Largely through word-of-mouth, business steadily increased until at times there was a waiting list. Those who stayed told others and returned themselves when they needed accommodation.
All the hard work has paid off, not only in the increased business, but in Certificates of Excellence from Trip Advisor for the past five consecutive years.
Who are the clients? Business people and parents of Fleming students or relatives of those in the hospital (the Inn is just two blocks from Ross Memorial Hospital, and just a little further from the college). There are also wedding bookings and theatre-goers. Tourists as well, here for curling tournaments, golfing or cycling. During Classics on Kent their entire parking lot has been full of classic cars.
Running a Business
Lots to be done in running an inn. Asked who does what, Priti has this to say: “Chris and I grew up in India with a different perspective. It’s never this is your role, this is mine; we work together, often side-by-side.” Some customers have asked them “How can you spend so much time together and be so happy?” (More laughter, when Priti shares this anecdote).
If there’s a preference, for Priti it’s working the front desk and meeting guests. Some of them come from as far away as France, Germany and the Netherlands. A few have had connections to their house, including one whose great-grandmother had lived there. Chris, with his background, looks after the technology and online booking system.

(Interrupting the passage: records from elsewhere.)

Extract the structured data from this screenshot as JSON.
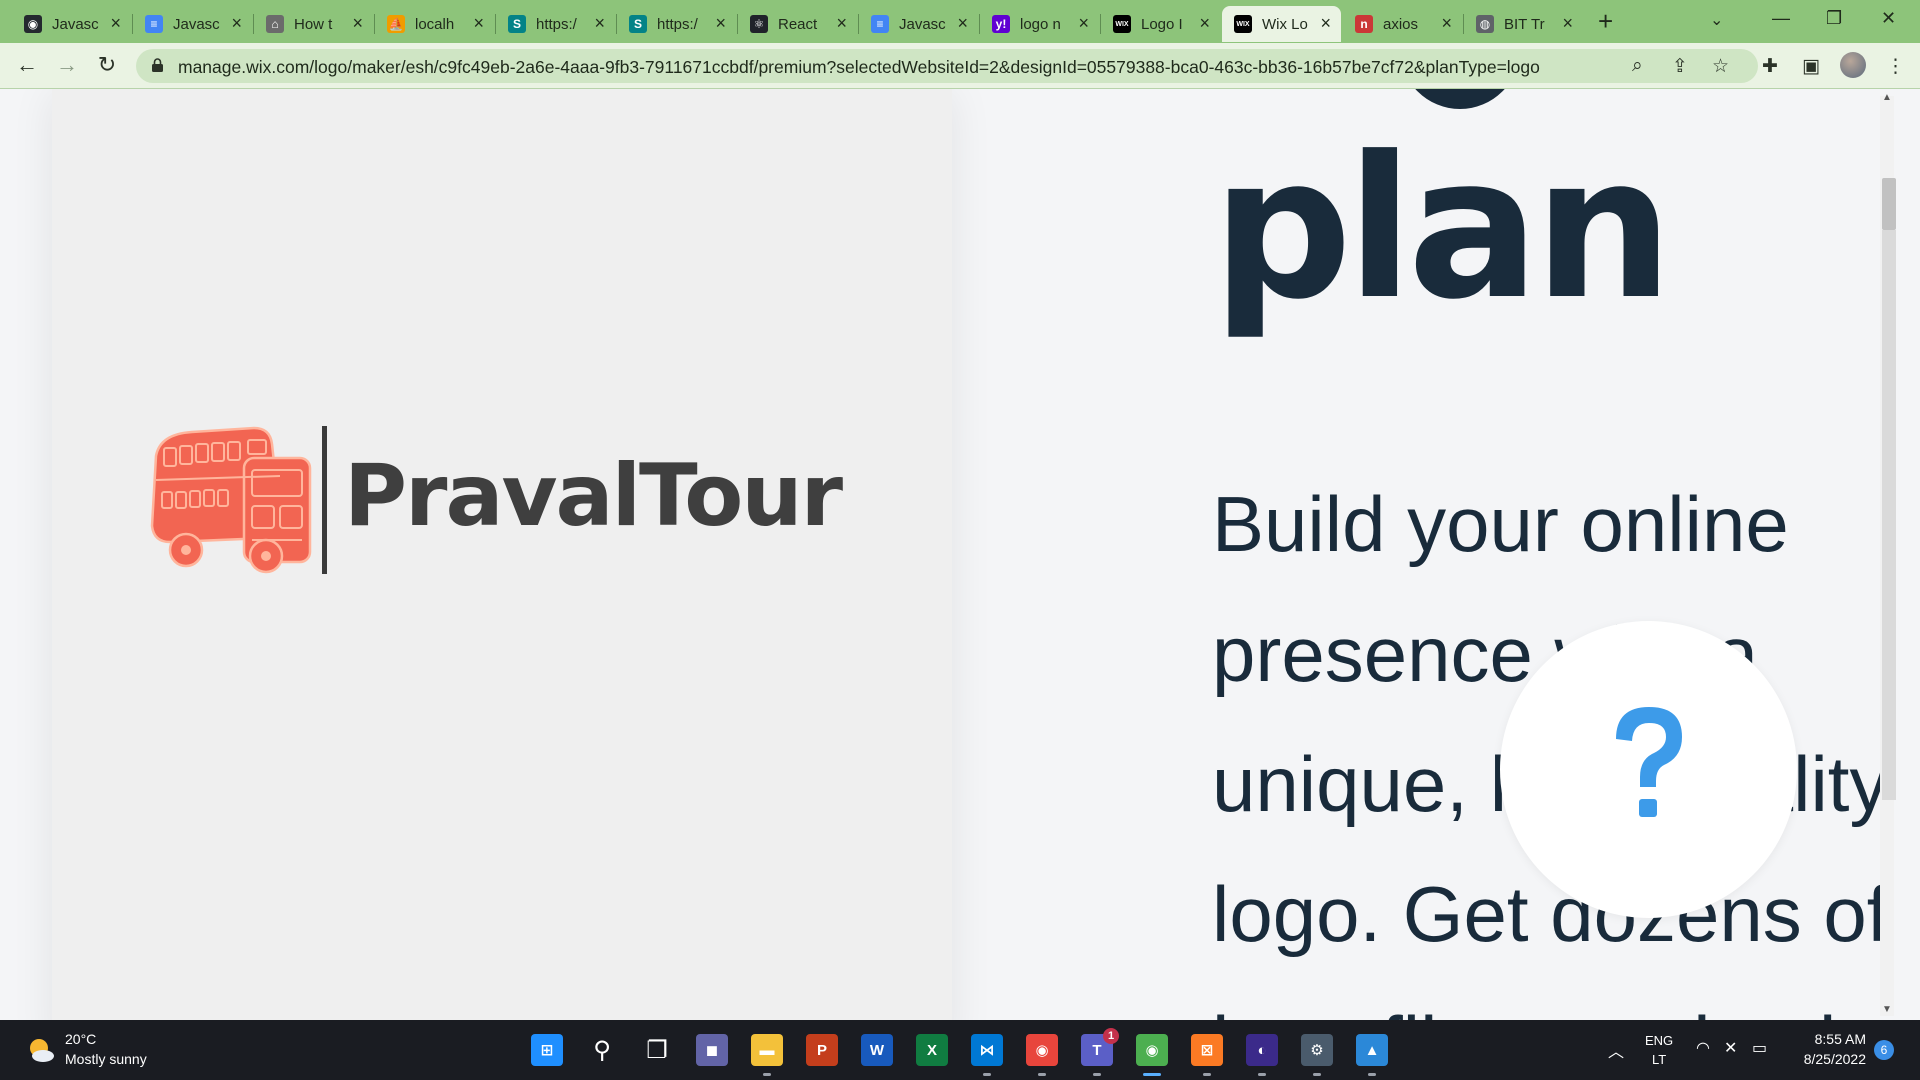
{
  "colors": {
    "tabstrip": "#8dc47a",
    "toolbar": "#eaf3e3",
    "heading": "#192b3b",
    "logo_bus": "#f26552",
    "help_icon": "#3d9be9",
    "taskbar": "#1a1c22"
  },
  "browser": {
    "tabs": [
      {
        "label": "Javasc",
        "favicon": "github-icon",
        "fav_color": "#24292f",
        "fav_glyph": "◉"
      },
      {
        "label": "Javasc",
        "favicon": "google-docs-icon",
        "fav_color": "#4285f4",
        "fav_glyph": "≡"
      },
      {
        "label": "How t",
        "favicon": "site-icon",
        "fav_color": "#6b6b6b",
        "fav_glyph": "⌂"
      },
      {
        "label": "localh",
        "favicon": "phpmyadmin-icon",
        "fav_color": "#f09c00",
        "fav_glyph": "⛵"
      },
      {
        "label": "https:/",
        "favicon": "sharepoint-icon",
        "fav_color": "#038387",
        "fav_glyph": "S"
      },
      {
        "label": "https:/",
        "favicon": "sharepoint-icon",
        "fav_color": "#038387",
        "fav_glyph": "S"
      },
      {
        "label": "React",
        "favicon": "react-icon",
        "fav_color": "#20232a",
        "fav_glyph": "⚛"
      },
      {
        "label": "Javasc",
        "favicon": "google-docs-icon",
        "fav_color": "#4285f4",
        "fav_glyph": "≡"
      },
      {
        "label": "logo n",
        "favicon": "yahoo-icon",
        "fav_color": "#6001d2",
        "fav_glyph": "y!"
      },
      {
        "label": "Logo I",
        "favicon": "wix-icon",
        "fav_color": "#000000",
        "fav_glyph": "WIX"
      },
      {
        "label": "Wix Lo",
        "favicon": "wix-icon",
        "fav_color": "#000000",
        "fav_glyph": "WIX",
        "active": true
      },
      {
        "label": "axios",
        "favicon": "npm-icon",
        "fav_color": "#cb3837",
        "fav_glyph": "n"
      },
      {
        "label": "BIT Tr",
        "favicon": "globe-icon",
        "fav_color": "#5f6368",
        "fav_glyph": "◍"
      }
    ],
    "url": "manage.wix.com/logo/maker/esh/c9fc49eb-2a6e-4aaa-9fb3-7911671ccbdf/premium?selectedWebsiteId=2&designId=05579388-bca0-463c-bb36-16b57be7cf72&planType=logo"
  },
  "page": {
    "brand_name": "PravalTour",
    "hero_title": "plan",
    "hero_lines": [
      "Build your online",
      "presence with a",
      "unique, high-quality",
      "logo. Get dozens of",
      "logo files presized"
    ],
    "help_glyph": "?"
  },
  "taskbar": {
    "weather_temp": "20°C",
    "weather_desc": "Mostly sunny",
    "apps": [
      {
        "name": "start-icon",
        "glyph": "⊞",
        "color": "#1f8fff"
      },
      {
        "name": "search-icon",
        "glyph": "⚲",
        "color": "transparent"
      },
      {
        "name": "task-view-icon",
        "glyph": "❐",
        "color": "transparent"
      },
      {
        "name": "chat-icon",
        "glyph": "◼",
        "color": "#6264a7"
      },
      {
        "name": "file-explorer-icon",
        "glyph": "▬",
        "color": "#f3c13a"
      },
      {
        "name": "powerpoint-icon",
        "glyph": "P",
        "color": "#c43e1c"
      },
      {
        "name": "word-icon",
        "glyph": "W",
        "color": "#185abd"
      },
      {
        "name": "excel-icon",
        "glyph": "X",
        "color": "#107c41"
      },
      {
        "name": "vscode-icon",
        "glyph": "⋈",
        "color": "#0078d4"
      },
      {
        "name": "chrome-icon",
        "glyph": "◉",
        "color": "#e8453c"
      },
      {
        "name": "teams-icon",
        "glyph": "T",
        "color": "#5b5fc7"
      },
      {
        "name": "chrome-profile-icon",
        "glyph": "◉",
        "color": "#4caf50"
      },
      {
        "name": "xampp-icon",
        "glyph": "⊠",
        "color": "#fb7a24"
      },
      {
        "name": "eclipse-icon",
        "glyph": "◐",
        "color": "#3b2a8a"
      },
      {
        "name": "settings-icon",
        "glyph": "⚙",
        "color": "#4a5b6c"
      },
      {
        "name": "photos-icon",
        "glyph": "▲",
        "color": "#2b88d8"
      }
    ],
    "teams_badge": "1",
    "lang_top": "ENG",
    "lang_bottom": "LT",
    "time": "8:55 AM",
    "date": "8/25/2022",
    "notifications": "6"
  }
}
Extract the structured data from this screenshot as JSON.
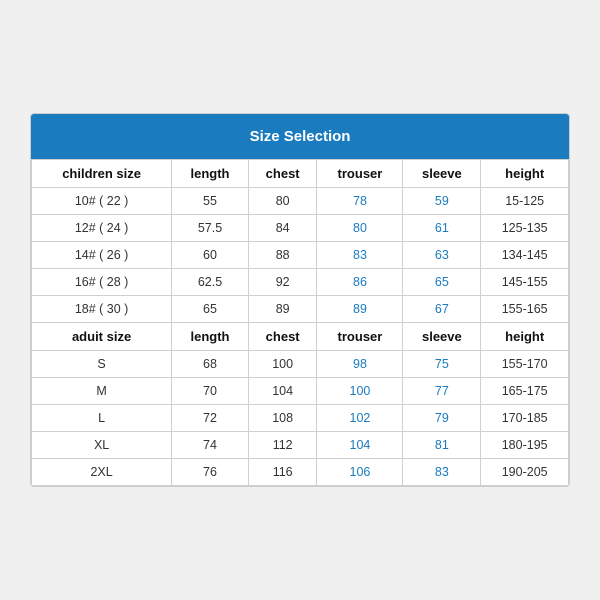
{
  "title": "Size Selection",
  "columns": [
    "children size",
    "length",
    "chest",
    "trouser",
    "sleeve",
    "height"
  ],
  "adult_columns": [
    "aduit size",
    "length",
    "chest",
    "trouser",
    "sleeve",
    "height"
  ],
  "children_rows": [
    [
      "10# ( 22 )",
      "55",
      "80",
      "78",
      "59",
      "15-125"
    ],
    [
      "12# ( 24 )",
      "57.5",
      "84",
      "80",
      "61",
      "125-135"
    ],
    [
      "14# ( 26 )",
      "60",
      "88",
      "83",
      "63",
      "134-145"
    ],
    [
      "16# ( 28 )",
      "62.5",
      "92",
      "86",
      "65",
      "145-155"
    ],
    [
      "18# ( 30 )",
      "65",
      "89",
      "89",
      "67",
      "155-165"
    ]
  ],
  "adult_rows": [
    [
      "S",
      "68",
      "100",
      "98",
      "75",
      "155-170"
    ],
    [
      "M",
      "70",
      "104",
      "100",
      "77",
      "165-175"
    ],
    [
      "L",
      "72",
      "108",
      "102",
      "79",
      "170-185"
    ],
    [
      "XL",
      "74",
      "112",
      "104",
      "81",
      "180-195"
    ],
    [
      "2XL",
      "76",
      "116",
      "106",
      "83",
      "190-205"
    ]
  ]
}
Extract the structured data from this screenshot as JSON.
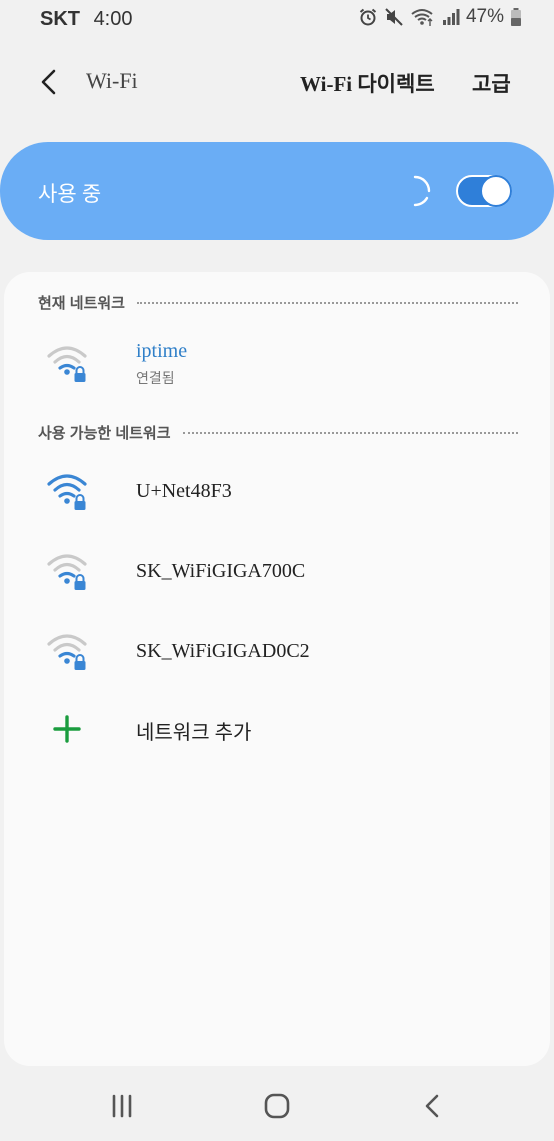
{
  "status_bar": {
    "carrier": "SKT",
    "time": "4:00",
    "battery": "47%",
    "icons": [
      "alarm-icon",
      "mute-icon",
      "wifi-calling-icon",
      "signal-icon",
      "battery-icon"
    ]
  },
  "app_bar": {
    "title": "Wi-Fi",
    "wifi_direct": "Wi-Fi 다이렉트",
    "advanced": "고급"
  },
  "master": {
    "label": "사용 중",
    "enabled": true,
    "accent": "#6aadf5"
  },
  "current_section": {
    "header": "현재 네트워크",
    "network": {
      "name": "iptime",
      "status": "연결됨",
      "secured": true
    }
  },
  "available_section": {
    "header": "사용 가능한 네트워크",
    "networks": [
      {
        "name": "U+Net48F3",
        "secured": true,
        "signal": "full"
      },
      {
        "name": "SK_WiFiGIGA700C",
        "secured": true,
        "signal": "weak"
      },
      {
        "name": "SK_WiFiGIGAD0C2",
        "secured": true,
        "signal": "weak"
      }
    ]
  },
  "add_network": {
    "label": "네트워크 추가",
    "color": "#1a9c3e"
  },
  "nav": {
    "icons": [
      "recent-apps-icon",
      "home-icon",
      "back-icon"
    ]
  }
}
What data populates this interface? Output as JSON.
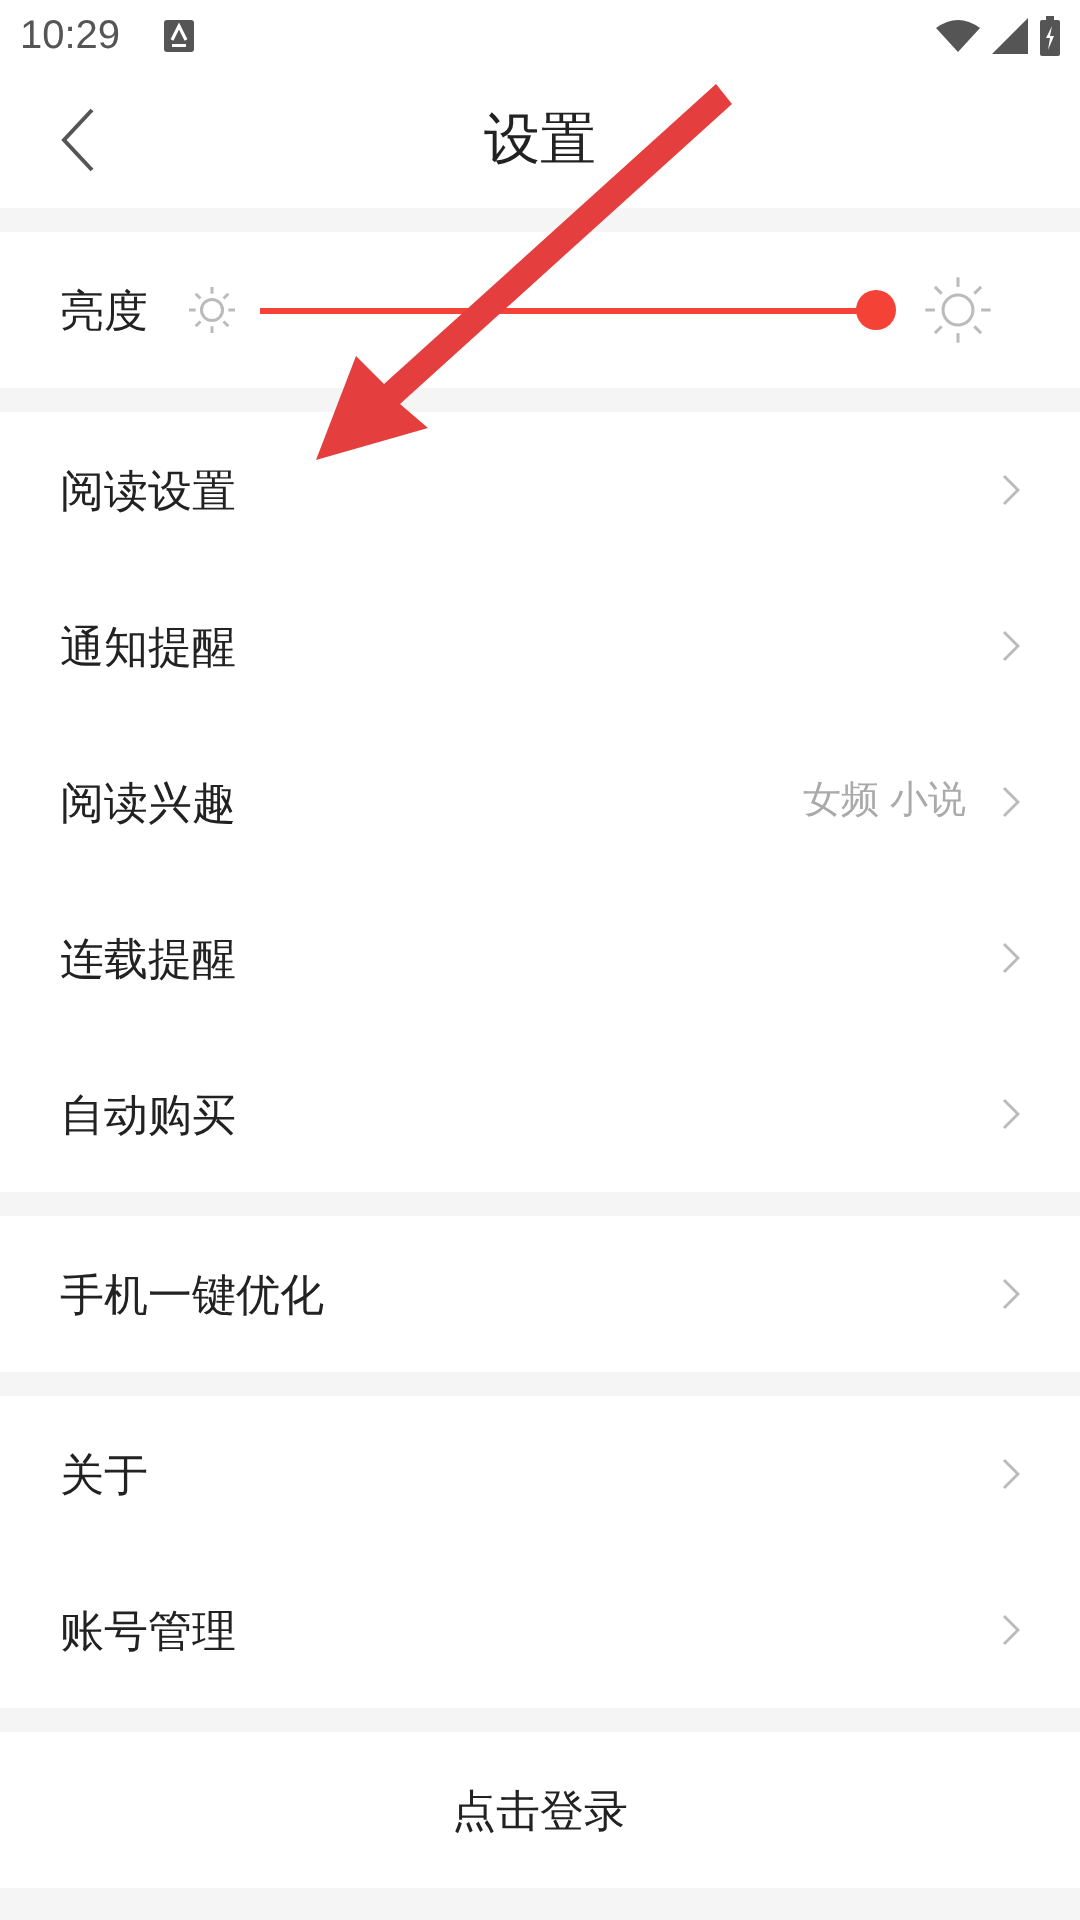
{
  "status_bar": {
    "time": "10:29"
  },
  "header": {
    "title": "设置"
  },
  "brightness": {
    "label": "亮度",
    "level": 1
  },
  "sections": [
    {
      "items": [
        {
          "label": "阅读设置"
        },
        {
          "label": "通知提醒"
        },
        {
          "label": "阅读兴趣",
          "value": "女频 小说"
        },
        {
          "label": "连载提醒"
        },
        {
          "label": "自动购买"
        }
      ]
    },
    {
      "items": [
        {
          "label": "手机一键优化"
        }
      ]
    },
    {
      "items": [
        {
          "label": "关于"
        },
        {
          "label": "账号管理"
        }
      ]
    }
  ],
  "login_button": "点击登录"
}
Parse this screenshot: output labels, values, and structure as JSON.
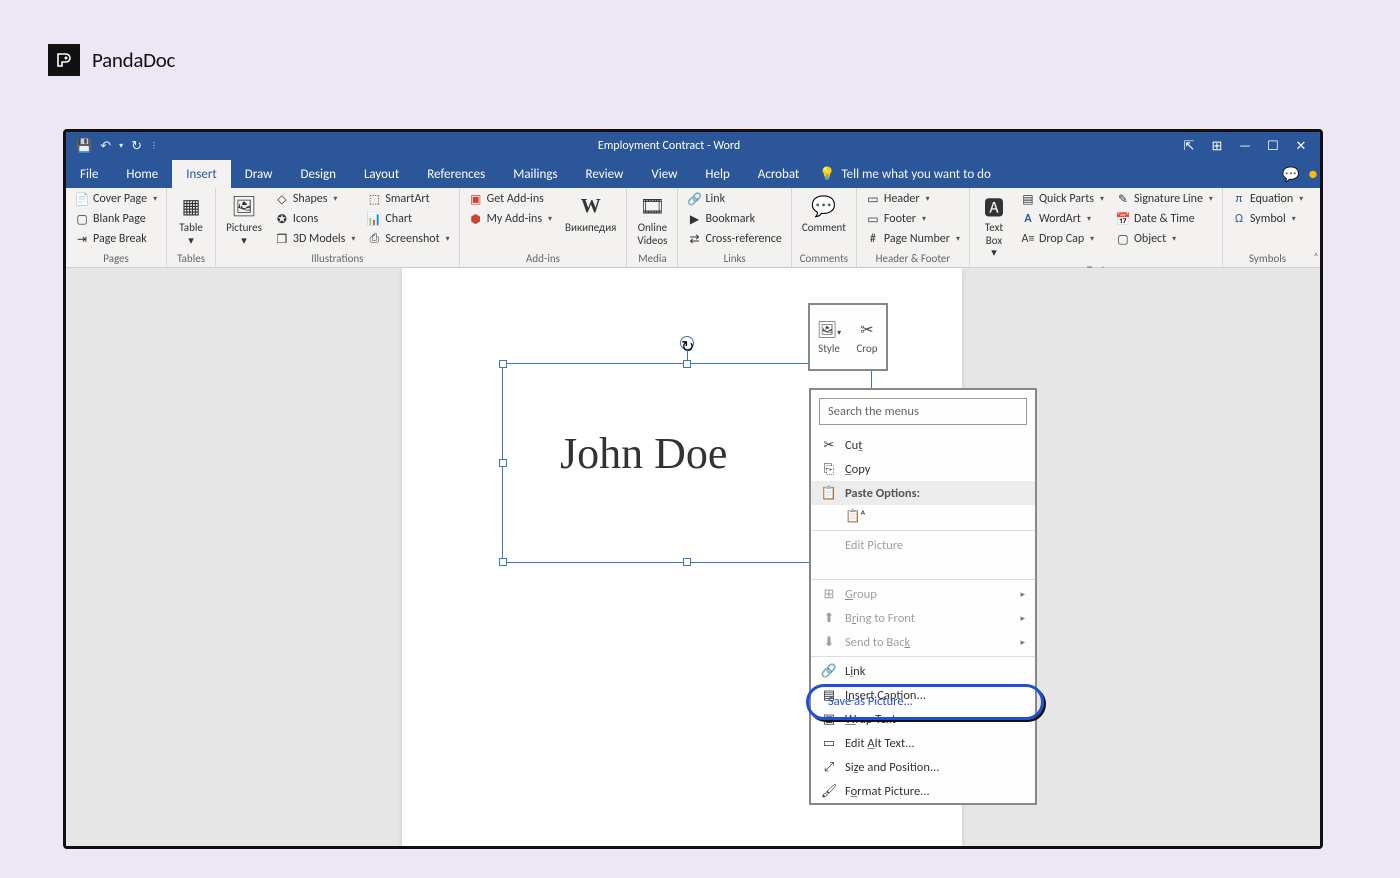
{
  "brand": {
    "name": "PandaDoc"
  },
  "title": "Employment Contract - Word",
  "tabs": [
    "File",
    "Home",
    "Insert",
    "Draw",
    "Design",
    "Layout",
    "References",
    "Mailings",
    "Review",
    "View",
    "Help",
    "Acrobat"
  ],
  "activeTab": "Insert",
  "tellMe": "Tell me what you want to do",
  "ribbon": {
    "pages": {
      "label": "Pages",
      "cover": "Cover Page",
      "blank": "Blank Page",
      "break": "Page Break"
    },
    "tables": {
      "label": "Tables",
      "table": "Table"
    },
    "illustrations": {
      "label": "Illustrations",
      "pictures": "Pictures",
      "shapes": "Shapes",
      "icons": "Icons",
      "models": "3D Models",
      "smartart": "SmartArt",
      "chart": "Chart",
      "screenshot": "Screenshot"
    },
    "addins": {
      "label": "Add-ins",
      "get": "Get Add-ins",
      "my": "My Add-ins",
      "wiki": "Википедия"
    },
    "media": {
      "label": "Media",
      "video": "Online Videos"
    },
    "links": {
      "label": "Links",
      "link": "Link",
      "bookmark": "Bookmark",
      "crossref": "Cross-reference"
    },
    "comments": {
      "label": "Comments",
      "comment": "Comment"
    },
    "headerfooter": {
      "label": "Header & Footer",
      "header": "Header",
      "footer": "Footer",
      "pagenum": "Page Number"
    },
    "text": {
      "label": "Text",
      "textbox": "Text Box",
      "quickparts": "Quick Parts",
      "wordart": "WordArt",
      "dropcap": "Drop Cap",
      "sigline": "Signature Line",
      "datetime": "Date & Time",
      "object": "Object"
    },
    "symbols": {
      "label": "Symbols",
      "equation": "Equation",
      "symbol": "Symbol"
    }
  },
  "signature": "John Doe",
  "miniToolbar": {
    "style": "Style",
    "crop": "Crop"
  },
  "context": {
    "search": "Search the menus",
    "cut": "Cut",
    "copy": "Copy",
    "pasteOptions": "Paste Options:",
    "editPicture": "Edit Picture",
    "saveAsPicture": "Save as Picture...",
    "group": "Group",
    "bringFront": "Bring to Front",
    "sendBack": "Send to Back",
    "link": "Link",
    "insertCaption": "Insert Caption...",
    "wrapText": "Wrap Text",
    "editAlt": "Edit Alt Text...",
    "sizePos": "Size and Position...",
    "formatPicture": "Format Picture..."
  }
}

They have one week-day and one week-end employee (though making the beds is always one of the tasks Priti takes on.)
The kids have helped out from the outset. By the time he was in high school Shivam worked at the inn after school and on the weekends; Siya started taking a more active role in Grade 7. Both particularly enjoyed handling online reservations and booking guests in. Occasionally, Siya has been able to use her fluency in French (she’s in the immersion program).
If part of the reason for running an inn for Priti was being close to her kids, that’s worked out well. Siya says that something she has particularly appreciated is having her parents at home whenever she finishes the school day.
The Patels and their Community
All of the Patels believe in giving back to their community. The business offers one night free stay to Big Brothers and Big Sisters, and the Patels regularly donate to Women’s Resources and the Boys and Girls Club, and have sponsored seats at the Academy Theatre.
Both Patel kids volunteer at the hospital. Shivam started when he was completing the International Baccalaureate (IB) program at Weldon. Now, back in Lindsay after completing his second year at Queens and working for the summer at Stewart Morrison Insurance, he continues to help out in the dialysis unit a few hours a week. He prepares the packs the nurses use, brings ice to patients and helps maintain a calming environment.
Of late, the Patel kids have encouraged their parents to get out more. For Priti that means some gym time, and both enjoy taking summer walks by the locks when Siya arrives home to spell them off for a bit.
What’s Next for the Patels
Chris and Priti aren’t going anywhere. They may do some renovating of the Kent Inn, and Chris is always on the lookout for business opportunities. (Priti: “Stop opening businesses!” Chris: “Stop spending!”) He runs the William Street Coin Laundry and Carwash in Bobcaygeon. (Campers using the coin laundry on a rainy day will see posted notices about the Kent Inn in case they want to bail on the camping.)
Shivam is going into the third year of a high-powered program that combines life sciences and business. He sees himself going into the healthcare field in an advisory capacity but wants to stay connected to Lindsay, whether that means commuting from here or maybe summer cottaging.
His sister plans to complete the IB program then follow her brother to Queens to take a combination of business and law. But after that, the Patel who was born in Canada dreams of starting her own legal practice. . . in the Caribbean.